Required action –
In your copy of the data below, reproduce every entry exactly and omit the pictures.
BEGIN Information
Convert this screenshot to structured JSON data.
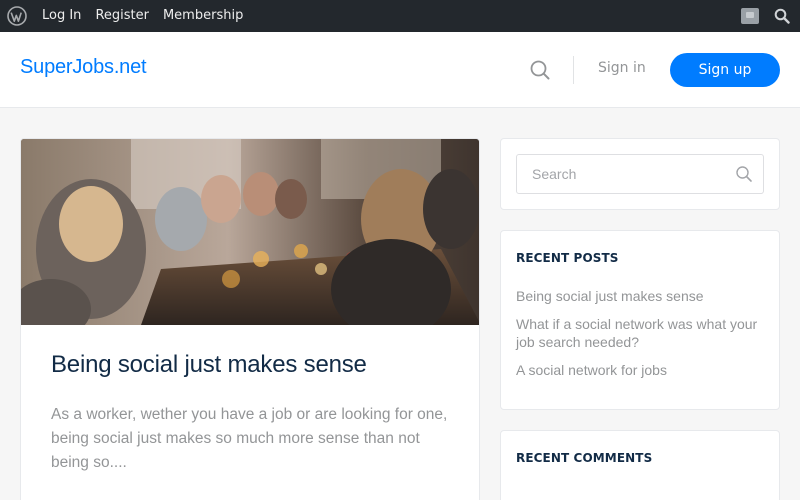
{
  "adminbar": {
    "items": [
      {
        "label": "Log In"
      },
      {
        "label": "Register"
      },
      {
        "label": "Membership"
      }
    ]
  },
  "header": {
    "site_title": "SuperJobs.net",
    "signin_label": "Sign in",
    "signup_label": "Sign up",
    "accent_color": "#007cff"
  },
  "post": {
    "title": "Being social just makes sense",
    "excerpt": "As a worker, wether you have a job or are looking for one, being social just makes so much more sense than not being so...."
  },
  "sidebar": {
    "search": {
      "placeholder": "Search"
    },
    "recent_posts": {
      "title": "RECENT POSTS",
      "items": [
        {
          "label": "Being social just makes sense"
        },
        {
          "label": "What if a social network was what your job search needed?"
        },
        {
          "label": "A social network for jobs"
        }
      ]
    },
    "recent_comments": {
      "title": "RECENT COMMENTS"
    }
  }
}
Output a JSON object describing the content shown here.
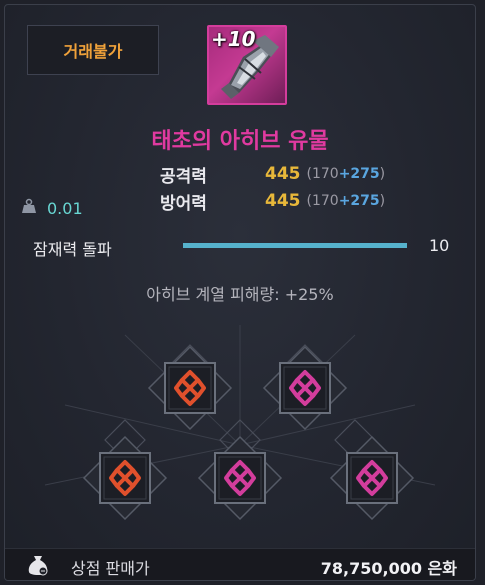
{
  "tooltip": {
    "trade_status": "거래불가",
    "enhance_level": "+10",
    "item_name": "태초의 아히브 유물",
    "stats": [
      {
        "label": "공격력",
        "value": "445",
        "base": "170",
        "bonus": "+275"
      },
      {
        "label": "방어력",
        "value": "445",
        "base": "170",
        "bonus": "+275"
      }
    ],
    "weight": "0.01",
    "breakthrough": {
      "label": "잠재력 돌파",
      "value": "10",
      "progress_fraction": 1.0
    },
    "effect": "아히브 계열 피해량: +25%",
    "engravings": [
      {
        "name": "slot-1",
        "color": "#e0502c"
      },
      {
        "name": "slot-2",
        "color": "#d33d9c"
      },
      {
        "name": "slot-3",
        "color": "#e0502c"
      },
      {
        "name": "slot-4",
        "color": "#d33d9c"
      },
      {
        "name": "slot-5",
        "color": "#d33d9c"
      }
    ],
    "shop": {
      "label": "상점 판매가",
      "value": "78,750,000 은화"
    },
    "colors": {
      "trade_status": "#f0a23a",
      "item_name": "#e03aa0",
      "stat_value": "#e8b83a",
      "stat_bonus": "#5aa6e0",
      "weight": "#68d6d2",
      "bar_fill": "#56b2cc"
    },
    "icons": {
      "weight": "weight-icon",
      "shop": "coin-bag-icon",
      "item": "relic-item-icon"
    }
  }
}
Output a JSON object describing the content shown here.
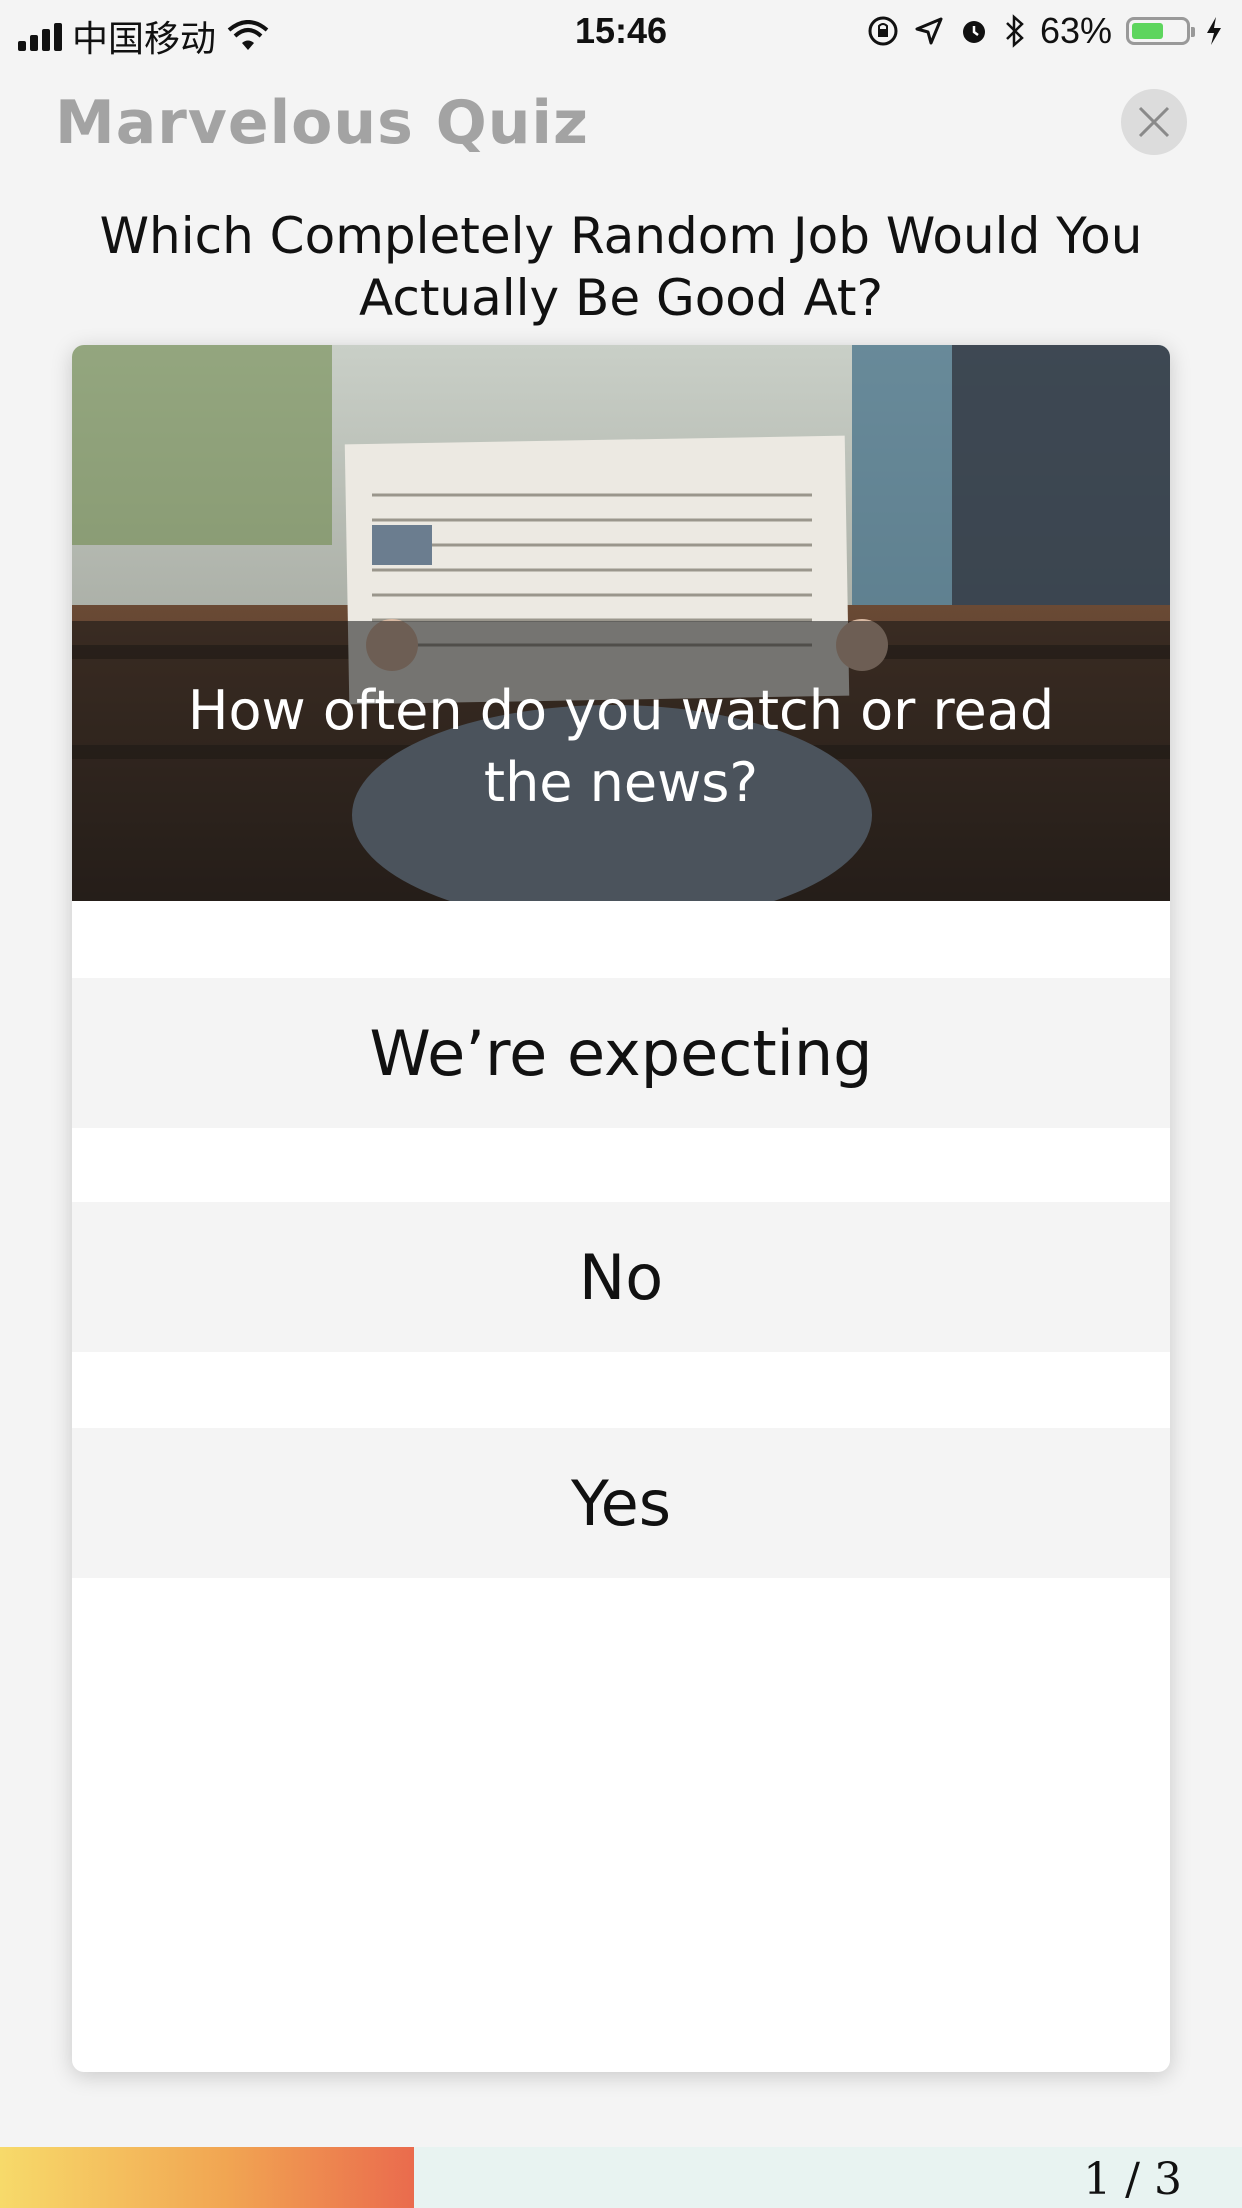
{
  "status_bar": {
    "carrier": "中国移动",
    "time": "15:46",
    "battery_percent": "63%",
    "battery_level": 0.63
  },
  "header": {
    "app_title": "Marvelous Quiz",
    "close_icon": "close-icon"
  },
  "quiz": {
    "title": "Which Completely Random Job Would You Actually Be Good At?",
    "question": "How often do you watch or read the news?",
    "answers": [
      "We’re expecting",
      "No",
      "Yes"
    ]
  },
  "progress": {
    "label": "1 / 3",
    "fraction": 0.333
  },
  "colors": {
    "title_gray": "#a3a3a3",
    "answer_bg": "#f4f4f4",
    "progress_start": "#f7da6a",
    "progress_end": "#ea6b4d",
    "progress_track": "#e8f3f1"
  }
}
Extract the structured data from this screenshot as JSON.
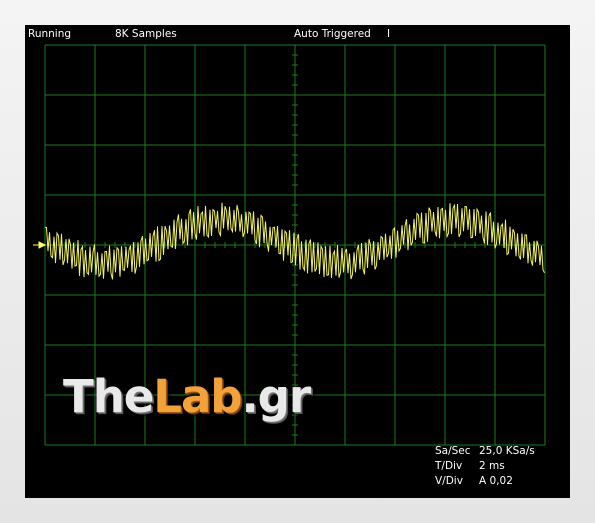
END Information
Solution to the problem –
Convert this screenshot to structured JSON data.
{
  "adminbar": {
    "items": [
      {
        "label": "Log In"
      },
      {
        "label": "Register"
      },
      {
        "label": "Membership"
      }
    ]
  },
  "header": {
    "site_title": "SuperJobs.net",
    "signin_label": "Sign in",
    "signup_label": "Sign up",
    "accent_color": "#007cff"
  },
  "post": {
    "title": "Being social just makes sense",
    "excerpt": "As a worker, wether you have a job or are looking for one, being social just makes so much more sense than not being so...."
  },
  "sidebar": {
    "search": {
      "placeholder": "Search"
    },
    "recent_posts": {
      "title": "RECENT POSTS",
      "items": [
        {
          "label": "Being social just makes sense"
        },
        {
          "label": "What if a social network was what your job search needed?"
        },
        {
          "label": "A social network for jobs"
        }
      ]
    },
    "recent_comments": {
      "title": "RECENT COMMENTS"
    }
  }
}
Output a JSON object describing the content shown here.
{
  "tooltip": {
    "trade_status": "거래불가",
    "enhance_level": "+10",
    "item_name": "태초의 아히브 유물",
    "stats": [
      {
        "label": "공격력",
        "value": "445",
        "base": "170",
        "bonus": "+275"
      },
      {
        "label": "방어력",
        "value": "445",
        "base": "170",
        "bonus": "+275"
      }
    ],
    "weight": "0.01",
    "breakthrough": {
      "label": "잠재력 돌파",
      "value": "10",
      "progress_fraction": 1.0
    },
    "effect": "아히브 계열 피해량: +25%",
    "engravings": [
      {
        "name": "slot-1",
        "color": "#e0502c"
      },
      {
        "name": "slot-2",
        "color": "#d33d9c"
      },
      {
        "name": "slot-3",
        "color": "#e0502c"
      },
      {
        "name": "slot-4",
        "color": "#d33d9c"
      },
      {
        "name": "slot-5",
        "color": "#d33d9c"
      }
    ],
    "shop": {
      "label": "상점 판매가",
      "value": "78,750,000 은화"
    },
    "colors": {
      "trade_status": "#f0a23a",
      "item_name": "#e03aa0",
      "stat_value": "#e8b83a",
      "stat_bonus": "#5aa6e0",
      "weight": "#68d6d2",
      "bar_fill": "#56b2cc"
    },
    "icons": {
      "weight": "weight-icon",
      "shop": "coin-bag-icon",
      "item": "relic-item-icon"
    }
  }
}
Output a JSON object describing the content shown here.
{
  "status_bar": {
    "carrier": "中国移动",
    "time": "15:46",
    "battery_percent": "63%",
    "battery_level": 0.63
  },
  "header": {
    "app_title": "Marvelous Quiz",
    "close_icon": "close-icon"
  },
  "quiz": {
    "title": "Which Completely Random Job Would You Actually Be Good At?",
    "question": "How often do you watch or read the news?",
    "answers": [
      "We’re expecting",
      "No",
      "Yes"
    ]
  },
  "progress": {
    "label": "1 / 3",
    "fraction": 0.333
  },
  "colors": {
    "title_gray": "#a3a3a3",
    "answer_bg": "#f4f4f4",
    "progress_start": "#f7da6a",
    "progress_end": "#ea6b4d",
    "progress_track": "#e8f3f1"
  }
}
Extract the structured data from this screenshot as JSON.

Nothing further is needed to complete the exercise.